“Star Bright, Star Byte” is an artifact of its time. Competent, uncomplicated, and fairly straightforward, Sands sets up and resolves this essential conflict with a minimal cast of characters (Kent Taylor, sysop; his friend Joe, and Narla). Even with the near-future setting of immersive virtual reality, the social mechanics are the same as cybersex in the 1990s: Narla presents as a good-looking woman, the better to entice and distract Kent while the system is hacked, but the sysop knows:

Of course, she could be a balding corporate executive in real life. Or another all-American male computer jock like me. Not all people program constructs to match their gender on the Outside.

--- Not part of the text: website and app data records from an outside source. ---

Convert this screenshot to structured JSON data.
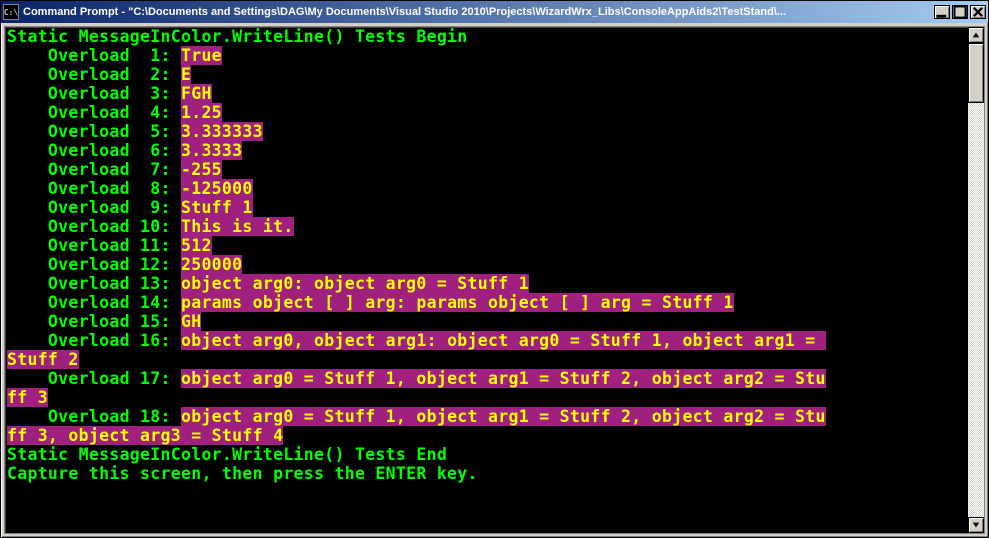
{
  "window": {
    "title": "Command Prompt - \"C:\\Documents and Settings\\DAG\\My Documents\\Visual Studio 2010\\Projects\\WizardWrx_Libs\\ConsoleAppAids2\\TestStand\\...",
    "icon_label": "C:\\"
  },
  "buttons": {
    "minimize": "_",
    "maximize": "□",
    "close": "×"
  },
  "header": "Static MessageInColor.WriteLine() Tests Begin",
  "overloads": [
    {
      "n": " 1",
      "val": "True"
    },
    {
      "n": " 2",
      "val": "E"
    },
    {
      "n": " 3",
      "val": "FGH"
    },
    {
      "n": " 4",
      "val": "1.25"
    },
    {
      "n": " 5",
      "val": "3.333333"
    },
    {
      "n": " 6",
      "val": "3.3333"
    },
    {
      "n": " 7",
      "val": "-255"
    },
    {
      "n": " 8",
      "val": "-125000"
    },
    {
      "n": " 9",
      "val": "Stuff 1"
    },
    {
      "n": "10",
      "val": "This is it."
    },
    {
      "n": "11",
      "val": "512"
    },
    {
      "n": "12",
      "val": "250000"
    },
    {
      "n": "13",
      "val": "object arg0: object arg0 = Stuff 1"
    },
    {
      "n": "14",
      "val": "params object [ ] arg: params object [ ] arg = Stuff 1"
    },
    {
      "n": "15",
      "val": "GH"
    }
  ],
  "wrap16": {
    "label": "    Overload 16: ",
    "part1": "object arg0, object arg1: object arg0 = Stuff 1, object arg1 = ",
    "part2": "Stuff 2"
  },
  "wrap17": {
    "label": "    Overload 17: ",
    "part1": "object arg0 = Stuff 1, object arg1 = Stuff 2, object arg2 = Stu",
    "part2": "ff 3"
  },
  "wrap18": {
    "label": "    Overload 18: ",
    "part1": "object arg0 = Stuff 1, object arg1 = Stuff 2, object arg2 = Stu",
    "part2": "ff 3, object arg3 = Stuff 4"
  },
  "footer1": "Static MessageInColor.WriteLine() Tests End",
  "footer2": "Capture this screen, then press the ENTER key."
}
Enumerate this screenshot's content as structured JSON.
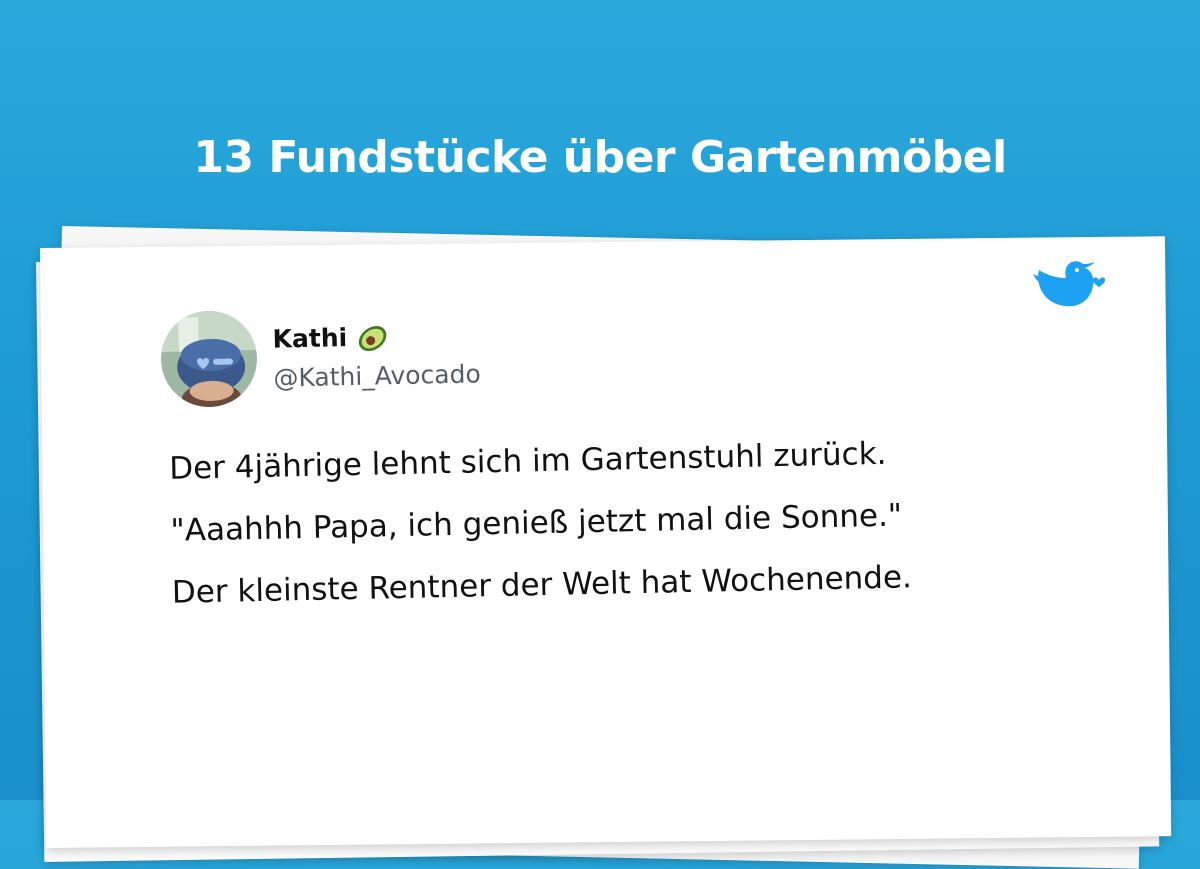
{
  "headline": "13 Fundstücke über Gartenmöbel",
  "tweet": {
    "author_name": "Kathi",
    "author_emoji": "avocado-icon",
    "author_handle": "@Kathi_Avocado",
    "lines": [
      "Der 4jährige lehnt sich im Gartenstuhl zurück.",
      "\"Aaahhh Papa, ich genieß jetzt mal die Sonne.\"",
      "Der kleinste Rentner der Welt hat Wochenende."
    ]
  },
  "icons": {
    "brand": "twitter-bird-icon"
  },
  "colors": {
    "background": "#1f9bd4",
    "bird": "#1da1f2",
    "text": "#111111",
    "handle": "#555d66"
  }
}
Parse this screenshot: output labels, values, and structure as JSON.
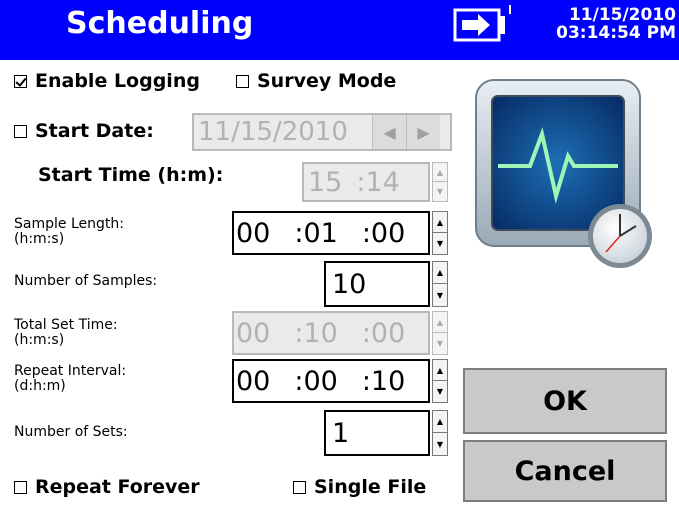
{
  "header": {
    "title": "Scheduling",
    "date": "11/15/2010",
    "time": "03:14:54 PM",
    "battery_icon": "battery-plug-icon",
    "bar_color": "#0000ff"
  },
  "options": {
    "enable_logging": {
      "label": "Enable Logging",
      "checked": true
    },
    "survey_mode": {
      "label": "Survey Mode",
      "checked": false
    },
    "start_date": {
      "label": "Start Date:",
      "checked": false,
      "value": "11/15/2010"
    },
    "repeat_forever": {
      "label": "Repeat Forever",
      "checked": false
    },
    "single_file": {
      "label": "Single File",
      "checked": false
    }
  },
  "fields": {
    "start_time": {
      "label": "Start Time (h:m):",
      "h": "15",
      "m": ":14"
    },
    "sample_length": {
      "label_line1": "Sample Length:",
      "label_line2": "(h:m:s)",
      "h": "00",
      "m": ":01",
      "s": ":00"
    },
    "num_samples": {
      "label": "Number of Samples:",
      "value": "10"
    },
    "total_set_time": {
      "label_line1": "Total Set Time:",
      "label_line2": "(h:m:s)",
      "h": "00",
      "m": ":10",
      "s": ":00"
    },
    "repeat_interval": {
      "label_line1": "Repeat Interval:",
      "label_line2": "(d:h:m)",
      "d": "00",
      "h": ":00",
      "m": ":10"
    },
    "num_sets": {
      "label": "Number of Sets:",
      "value": "1"
    }
  },
  "buttons": {
    "ok": "OK",
    "cancel": "Cancel"
  },
  "icons": {
    "monitor": "monitor-clock-icon"
  }
}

The juxtaposition of still-unrealized technology and decades old internet culture is exacerbated by the combination of cyberpunk and the Cthulhu Mythos, both in a rather uncomplicated form—we get little sense of who the cultists are or why they’re trying to accomplish what they’re doing, except to hurry the Great Old Ones back. This is not atypical of Mythos fiction of the period; the tropes had already been established. Sands’ chooses not to dwell too deeply on either the logistics or the mechanics of how the world works: it’s the idea that is the thing. That with new technology comes new risks, and old horrors might appear under new masks to take advantage of the possibilities offered.

This is not exactly a new premise; Arthur C. Clarke’s “The Nine Billion Names of God” (1953) is somewhat comparable in basic concept, but not execution: there is a tinge of grittiness to “Star Bright, Star Byte” in the reality of Kent Taylor’s bachelor pad, the terrible smell from the long-neglected cups of coffee by the computer terminal, the way the “all-American male computer jock” feels blistering if he gets any sun, and admits he’d probably find the real Bahamas disappointing compared to his computer simulation—not exactly high tech and low life, but details that define the more personal stakes involved.  Where Clarke could end his story with the suggestion of a terrible finality, Sands prefers in Mythos fashion to leave readers with the terrible potentiality—that while the cultists were vexed this time, they might still try again.

“Star Bright, Star Byte” is not the only work of the period to try and combine the disparate cyberpunk/Mythos aesthetic; which include Lawrence Watt-Evans’ “Pickman’s Modem” (1992), Michael D. Winkle’s “Typo” (1994), Scott David Aniolowski’s “I Dream of Wires” (1995), GURPS CthulhuPunk (1995), and Alan Dean Foster’s “A fatal exception has occurred at…” (2002), to name only a few examples, and showcase the syntax of an era in which people were still exploring the conceptual limits of the shiny new internet. In a more general sense the effort to marry or address the advance of technology with the Mythos continues right up to the current day: Nick Mamatas explored virtual reality and the Mythos in “Inky, Blinky, Pinky, Nyarlathotep” (2011)—the latest participant in a nascent literary tradition.

“Star Bright, Star Byte” was published in Cthulhu’s Heirs: New Cthulhu Mythos Fiction (1994) by Chaosium. It has not been reprinted.


Bobby Derie is the author of Sex and the Cthulhu Mythos (2014)